The Implicit Bargain. African-American elites envision the urban underclass the same way that some La Raza third-generation Latinos view impoverished illegal immigrants from Oaxaca. Social disparities among the poor become arguments for affirmative-action leverage for elites, as if Barack Obama getting into Harvard Law or Lisa Jackson serving as EPA administrator will lower the crime rate in Baltimore or help change attitudes about illegitimacy in Oakland. Until we confess class is a greater barometer of privilege than race, I see no solution to the escalating tensions. How odd that upscale, one-percent African-Americans at NPR, the New York Times, and MSNBC monotonously blast white privilege, as if their own lives are always far more hurtful than those in Appalachia or rural Oklahoma.

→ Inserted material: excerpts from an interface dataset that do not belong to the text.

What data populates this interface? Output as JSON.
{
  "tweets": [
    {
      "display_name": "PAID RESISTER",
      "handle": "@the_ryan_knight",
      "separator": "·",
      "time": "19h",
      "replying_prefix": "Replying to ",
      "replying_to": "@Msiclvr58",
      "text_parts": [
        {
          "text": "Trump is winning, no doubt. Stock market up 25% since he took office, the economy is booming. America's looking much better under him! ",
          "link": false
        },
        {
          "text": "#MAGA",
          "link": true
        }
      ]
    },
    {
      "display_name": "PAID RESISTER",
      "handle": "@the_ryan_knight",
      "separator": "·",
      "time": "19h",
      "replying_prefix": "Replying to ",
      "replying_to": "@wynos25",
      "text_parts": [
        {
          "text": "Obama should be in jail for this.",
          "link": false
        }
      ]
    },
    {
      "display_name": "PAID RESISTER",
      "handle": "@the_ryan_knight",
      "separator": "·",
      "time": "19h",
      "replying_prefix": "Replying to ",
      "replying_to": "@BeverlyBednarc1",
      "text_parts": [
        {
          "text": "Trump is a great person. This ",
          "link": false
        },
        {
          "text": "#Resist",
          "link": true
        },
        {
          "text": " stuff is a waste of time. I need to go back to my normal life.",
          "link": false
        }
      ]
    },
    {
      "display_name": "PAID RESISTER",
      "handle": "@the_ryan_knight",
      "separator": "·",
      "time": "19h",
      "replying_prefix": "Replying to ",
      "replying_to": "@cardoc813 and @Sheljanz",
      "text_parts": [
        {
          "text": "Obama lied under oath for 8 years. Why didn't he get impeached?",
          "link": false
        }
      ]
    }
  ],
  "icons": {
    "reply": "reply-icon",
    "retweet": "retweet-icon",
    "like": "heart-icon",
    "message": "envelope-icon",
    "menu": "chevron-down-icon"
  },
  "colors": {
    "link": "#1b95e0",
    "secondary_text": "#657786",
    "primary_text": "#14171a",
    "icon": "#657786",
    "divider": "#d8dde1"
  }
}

Progress is Impossible? Ta-Nehisi Coates writes that he has no affinity with the firemen and police who were incinerated on 911, given his grievances over endemic racism and the inability of blacks to gain parity with the majority due to systematic exclusion, formerly overt, today insidious. Currently, blacks make up about 12% of the population. The president of the United States, the present (and former) attorney general of the United States, the secretary of Transportation, the secretary of Homeland Security, the former head of the Environmental Protection Agency, and the head of NASA are African American. Twenty-one percent of the Postal Service employees are African-American; seventeen percent of the entire federal work force is black. Seventy-eight percent of the NBA are African-American. Sixty-seven percent of NFL players are black. Sixteen percent of the teams have African-American head coaches; twenty-four percent of the teams have black general managers. Has the definition of diversity become that overrepresentation in some areas (the Left’s word, not mine) of African-Americans, based on percentages in the general population, is still diversity, while underrepresentation of blacks in the physics department at Caltech is proof of endemic racism? Or does a physics professor enjoy more perks and money than a NFL general manager?

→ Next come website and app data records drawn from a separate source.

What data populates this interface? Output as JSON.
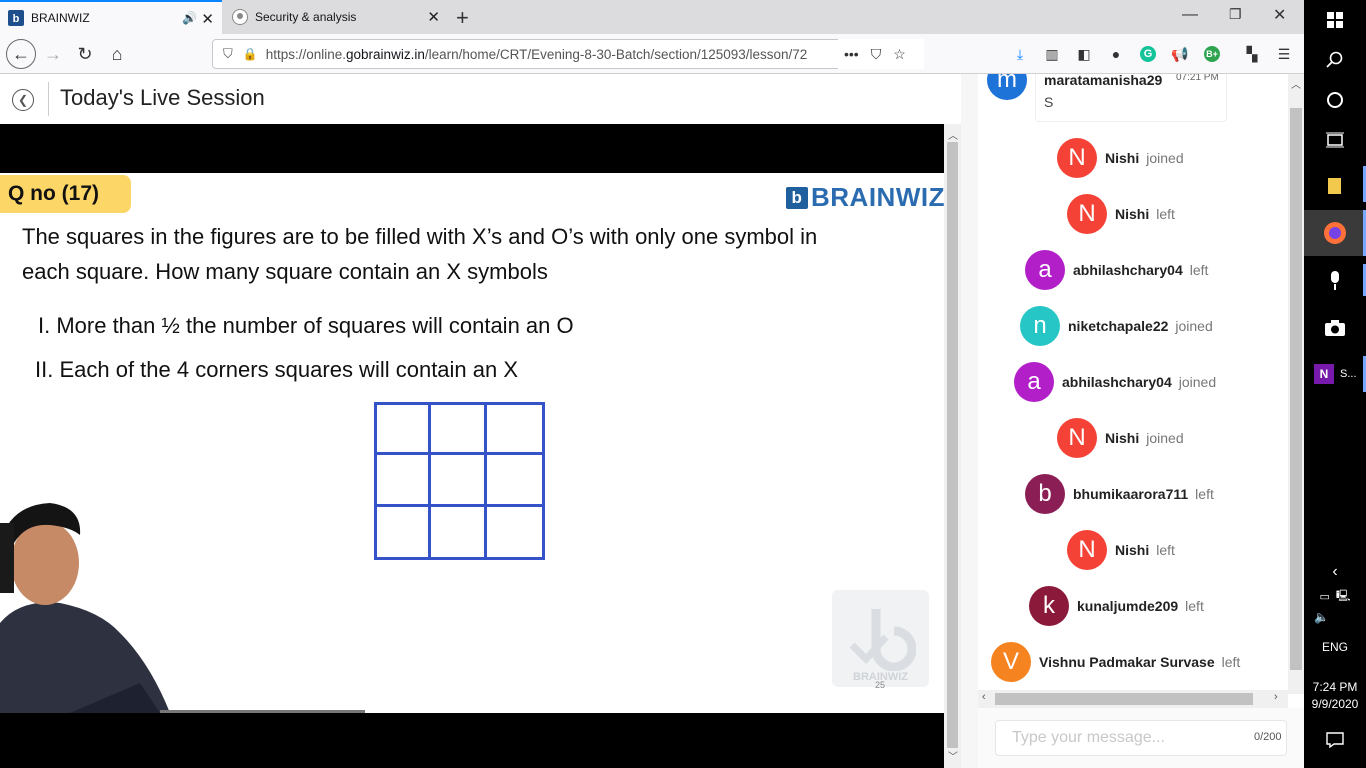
{
  "browser": {
    "tabs": [
      {
        "label": "BRAINWIZ",
        "icon": "brainwiz-favicon",
        "active": true,
        "audio_icon": "speaker-icon"
      },
      {
        "label": "Security & analysis",
        "icon": "github-favicon",
        "active": false
      }
    ],
    "new_tab_icon": "plus-icon",
    "url_prefix": "https://online.",
    "url_domain": "gobrainwiz.in",
    "url_path": "/learn/home/CRT/Evening-8-30-Batch/section/125093/lesson/72",
    "more_label": "•••"
  },
  "page": {
    "title": "Today's Live Session",
    "back_icon": "circle-chevron-left-icon"
  },
  "slide": {
    "qno": "Q no (17)",
    "logo_text": "BRAINWIZ",
    "logo_mark": "b",
    "line1": "The squares in the figures are to be filled with X’s and O’s with only one symbol in",
    "line2": "each square. How many square contain an X symbols",
    "statement1": "I. More than ½  the number of squares will contain an O",
    "statement2": "II. Each of the 4 corners squares will contain an X",
    "watermark_text": "BRAINWIZ",
    "page_number": "25"
  },
  "chat": {
    "top_message": {
      "avatar": "m",
      "avatar_color": "#1e73d8",
      "user": "maratamanisha29",
      "time": "07:21 PM",
      "text": "S"
    },
    "events": [
      {
        "avatar": "N",
        "color": "#f44336",
        "user": "Nishi",
        "action": "joined"
      },
      {
        "avatar": "N",
        "color": "#f44336",
        "user": "Nishi",
        "action": "left"
      },
      {
        "avatar": "a",
        "color": "#b21fc9",
        "user": "abhilashchary04",
        "action": "left"
      },
      {
        "avatar": "n",
        "color": "#26c6c6",
        "user": "niketchapale22",
        "action": "joined"
      },
      {
        "avatar": "a",
        "color": "#b21fc9",
        "user": "abhilashchary04",
        "action": "joined"
      },
      {
        "avatar": "N",
        "color": "#f44336",
        "user": "Nishi",
        "action": "joined"
      },
      {
        "avatar": "b",
        "color": "#8b1f55",
        "user": "bhumikaarora711",
        "action": "left"
      },
      {
        "avatar": "N",
        "color": "#f44336",
        "user": "Nishi",
        "action": "left"
      },
      {
        "avatar": "k",
        "color": "#8b1a3a",
        "user": "kunaljumde209",
        "action": "left"
      },
      {
        "avatar": "V",
        "color": "#f5831f",
        "user": "Vishnu Padmakar Survase",
        "action": "left"
      }
    ],
    "input_placeholder": "Type your message...",
    "char_count": "0/200"
  },
  "taskbar": {
    "time": "7:24 PM",
    "date": "9/9/2020",
    "lang": "ENG",
    "app_label": "S..."
  }
}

We are asked to believe that Mr. Coates encounters crippling racism more so than my quite dark, quite accented, and quite turbaned Punjabi neighbor, who lives in a sea of non-Punjabis. We are asked to believe that an entire generation of lower middle-class white and mixed-race Americans who came of age not during Jim Crow and the civil rights movement, but during the half-century of affirmative action and diversity set-asides are guaranteed winning slots in American because of their “white privilege.” When I see the local, broke, and white tire-changer, somehow I don’t think his coming of age in the 1980s was easier than that of Jeh Johnson or Eric Holder. When I see a video in which a privileged young white elite at $65,000-per-year Wellesley or Amherst confesses to “white privilege,” I wonder how many hours he has welded in Tulare or she has done data entry in a carrel in San Jose. Many of our problems derive from black elites feeding off the guilt of compatriot white elites of a like class in a similar landscape, who claim to speak for all whites, as if they shared something when in fact they share nothing much at all. I suspect that more white males feel an affinity, a stronger one based on shared ideas, with Ben Carson than any affinity on the basis of race with Hillary Clinton or John Kerry.

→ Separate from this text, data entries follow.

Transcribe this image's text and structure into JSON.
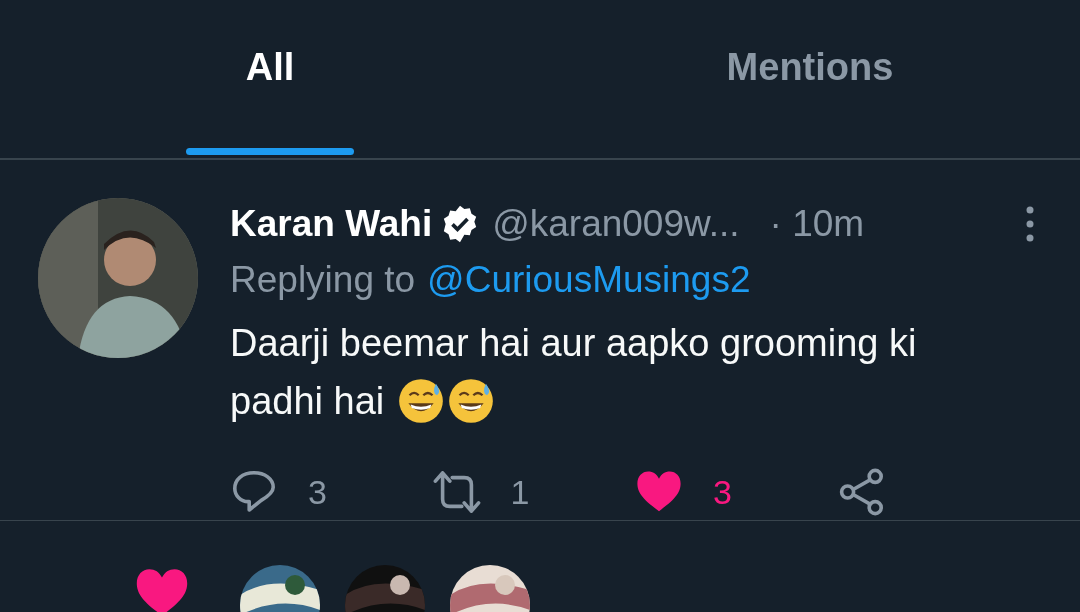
{
  "tabs": [
    {
      "label": "All",
      "selected": true
    },
    {
      "label": "Mentions",
      "selected": false
    }
  ],
  "tweet": {
    "name": "Karan Wahi",
    "verified": true,
    "handle": "@karan009w...",
    "time": "· 10m",
    "replying_label": "Replying to",
    "replying_to": "@CuriousMusings2",
    "text_lines": [
      "Daarji beemar hai aur aapko grooming ki",
      "padhi hai"
    ],
    "actions": [
      {
        "kind": "reply",
        "count": "3",
        "selected": false
      },
      {
        "kind": "retweet",
        "count": "1",
        "selected": false
      },
      {
        "kind": "like",
        "count": "3",
        "selected": true
      },
      {
        "kind": "share"
      }
    ]
  },
  "next_notification": {
    "kind": "like"
  }
}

Because of our dishonesty on matters of race and the elite’s use of it for their own privilege, we will see not only little progress, but also much retrogression. Look at the world abroad: anytime a man or woman identifies by race, violence mounts and chaos follows. The times they are a changing — for the worse.